William P. BESSER, Plaintiff-Appellant,
Richard P. SEITER, John F. Kinkela, Walter Echols, Ohio
Prison Industries, University Hospital, Norris
United States Court of Appeals, Sixth Circuit.
Oct. 4, 1988.
NOTICE: Sixth Circuit Rule 24(c) states that citation of unpublished dispositions is disfavored except for establishing res judicata, estoppel, or the law of the case and requires service of copies of cited unpublished dispositions of the Sixth Circuit.
Before KEITH, RALPH B. GUY and RYAN, Circuit Judges.
This case has been referred to a panel of the court pursuant to Rule 9(a), Rules of the Sixth Circuit. Upon examination of the record and briefs, this panel unanimously agrees that oral argument is not needed. Fed.R.App.P. 34(a).
Plaintiff, incarcerated at the Marion [Ohio] Correctional Institution, brought this civil rights action under 42 U.S.C. Sec. 1983 to redress several alleged constitutional rights deprivations. Defendants are four individuals working for various branches of the Ohio penal system (Richard Seiter, John Kinkela, Walter Echols, Norris McMackin) in addition to Ohio Prison Industries and University Hospital. The district court granted summary judgment for defendants and this appeal followed. On appeal, the parties have briefed the issues, plaintiff proceeding pro se.
Upon consideration, we agree with the district court's disposition of this cause. The district court correctly found the claims against Ohio Prison Industries and University Hospital barred by the eleventh amendment to the United States Constitution as these entities are agencies of the State of Ohio. See Alabama v. Pugh, 438 U.S. 781 (1978) (per curiam).
The court also properly rejected plaintiff's vague, conclusory allegations against the individual defendants for inadequate training of prison personnel and substandard living conditions. Plaintiff had no right to be free from occasional prison cell searches. Hudson v. Palmer, 468 U.S. 517 (1984). Nor did he establish that prison conditions fell below a "minimal civilized measure of life's necessities." Rhodes v. Chapman, 452 U.S. 337, 347 (1982).
Finally, plaintiff's eighth amendment claims concerning injuries received while working at his prison factory job and improper cataract surgery sound in medical malpractice and, therefore, do not state a claim for relief.
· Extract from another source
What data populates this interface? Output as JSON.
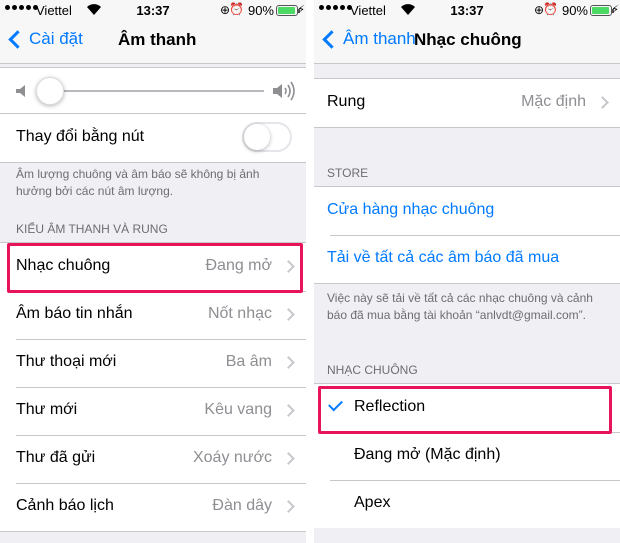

Estelle v. Gamble, 429 U.S. 97, 107 (1976).
For these reasons, and for the reasons set forth in the district court opinion of February 19, 1988, the judgment is affirmed. Rule 9(b)(5), Rules of the Sixth Circuit.